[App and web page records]
--

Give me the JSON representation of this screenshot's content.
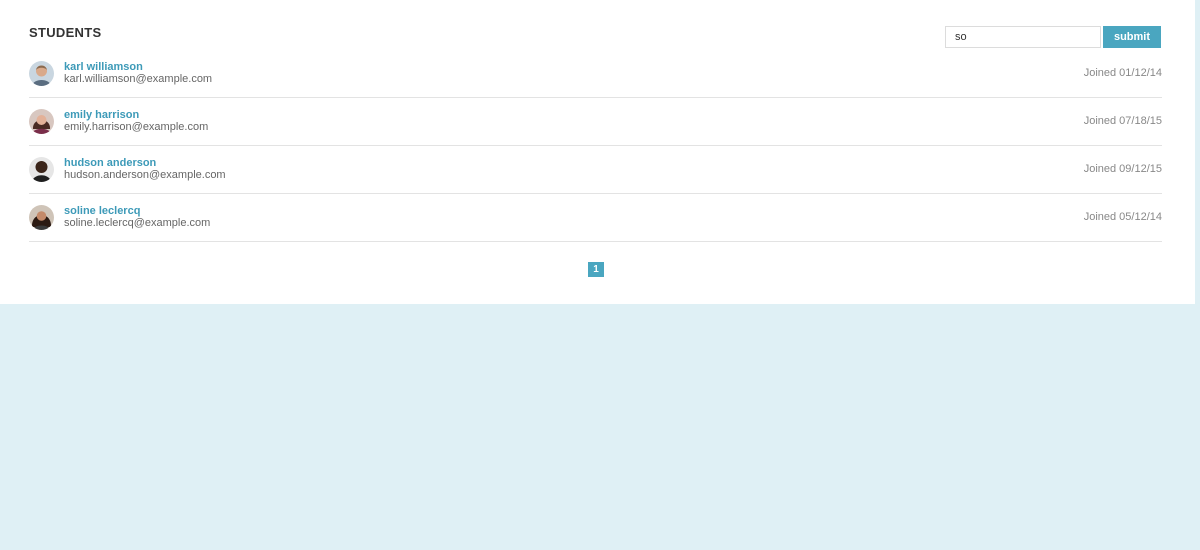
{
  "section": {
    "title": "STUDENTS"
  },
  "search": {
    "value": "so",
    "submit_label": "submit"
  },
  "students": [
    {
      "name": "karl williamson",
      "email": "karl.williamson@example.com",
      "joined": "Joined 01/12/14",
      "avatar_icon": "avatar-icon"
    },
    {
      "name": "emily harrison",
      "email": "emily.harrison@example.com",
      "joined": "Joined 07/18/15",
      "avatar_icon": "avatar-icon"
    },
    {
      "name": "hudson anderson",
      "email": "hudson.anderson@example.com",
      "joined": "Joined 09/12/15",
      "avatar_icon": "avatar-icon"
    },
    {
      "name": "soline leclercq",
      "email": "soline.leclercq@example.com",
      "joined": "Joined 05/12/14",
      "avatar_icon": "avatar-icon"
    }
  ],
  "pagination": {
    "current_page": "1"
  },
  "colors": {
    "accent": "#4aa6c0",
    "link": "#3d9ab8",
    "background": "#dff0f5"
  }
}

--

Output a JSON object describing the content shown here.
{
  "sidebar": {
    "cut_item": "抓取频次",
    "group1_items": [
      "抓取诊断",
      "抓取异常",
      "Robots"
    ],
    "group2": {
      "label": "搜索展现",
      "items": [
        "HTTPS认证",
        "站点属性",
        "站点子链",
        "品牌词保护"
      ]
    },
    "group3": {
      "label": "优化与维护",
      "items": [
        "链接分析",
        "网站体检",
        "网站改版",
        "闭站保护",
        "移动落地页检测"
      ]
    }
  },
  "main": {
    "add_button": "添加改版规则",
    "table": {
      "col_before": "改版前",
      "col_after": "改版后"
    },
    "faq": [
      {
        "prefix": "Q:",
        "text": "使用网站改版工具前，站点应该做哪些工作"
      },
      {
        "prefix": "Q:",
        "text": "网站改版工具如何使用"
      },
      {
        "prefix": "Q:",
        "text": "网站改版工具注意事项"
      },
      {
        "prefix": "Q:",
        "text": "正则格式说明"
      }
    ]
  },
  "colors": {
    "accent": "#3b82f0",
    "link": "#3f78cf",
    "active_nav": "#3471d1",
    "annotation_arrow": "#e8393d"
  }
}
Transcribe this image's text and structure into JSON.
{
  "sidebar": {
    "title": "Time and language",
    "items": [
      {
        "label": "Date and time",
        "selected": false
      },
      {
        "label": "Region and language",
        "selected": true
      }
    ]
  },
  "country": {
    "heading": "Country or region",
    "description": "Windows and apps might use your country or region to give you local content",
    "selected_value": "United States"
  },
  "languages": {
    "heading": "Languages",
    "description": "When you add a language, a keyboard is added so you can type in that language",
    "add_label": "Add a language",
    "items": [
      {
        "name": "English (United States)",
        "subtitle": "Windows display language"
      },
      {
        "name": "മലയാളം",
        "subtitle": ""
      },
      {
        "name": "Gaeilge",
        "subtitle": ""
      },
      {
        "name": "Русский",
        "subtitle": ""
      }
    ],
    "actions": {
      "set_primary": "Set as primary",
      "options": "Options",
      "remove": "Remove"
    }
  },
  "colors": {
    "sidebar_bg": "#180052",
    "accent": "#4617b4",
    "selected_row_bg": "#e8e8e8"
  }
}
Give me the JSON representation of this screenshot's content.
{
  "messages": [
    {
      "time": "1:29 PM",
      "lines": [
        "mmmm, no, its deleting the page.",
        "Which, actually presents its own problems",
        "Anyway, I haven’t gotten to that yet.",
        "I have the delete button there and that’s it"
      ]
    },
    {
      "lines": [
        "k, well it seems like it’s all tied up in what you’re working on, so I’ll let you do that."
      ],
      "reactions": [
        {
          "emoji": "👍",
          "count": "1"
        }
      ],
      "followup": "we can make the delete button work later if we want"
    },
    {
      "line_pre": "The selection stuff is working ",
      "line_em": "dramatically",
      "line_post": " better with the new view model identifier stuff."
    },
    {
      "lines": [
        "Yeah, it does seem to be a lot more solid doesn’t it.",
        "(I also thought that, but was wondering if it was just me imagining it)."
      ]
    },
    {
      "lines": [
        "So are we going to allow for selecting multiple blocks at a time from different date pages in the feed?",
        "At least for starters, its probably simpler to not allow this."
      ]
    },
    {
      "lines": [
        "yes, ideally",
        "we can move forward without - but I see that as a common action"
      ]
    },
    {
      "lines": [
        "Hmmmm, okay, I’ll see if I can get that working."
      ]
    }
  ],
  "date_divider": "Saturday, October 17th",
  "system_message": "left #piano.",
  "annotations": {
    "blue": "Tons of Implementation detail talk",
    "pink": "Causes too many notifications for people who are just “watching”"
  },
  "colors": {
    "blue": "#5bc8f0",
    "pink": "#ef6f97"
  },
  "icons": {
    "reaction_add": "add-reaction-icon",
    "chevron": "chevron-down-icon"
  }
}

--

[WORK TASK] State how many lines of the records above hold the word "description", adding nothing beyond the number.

[EXERCISE SOLUTION] 2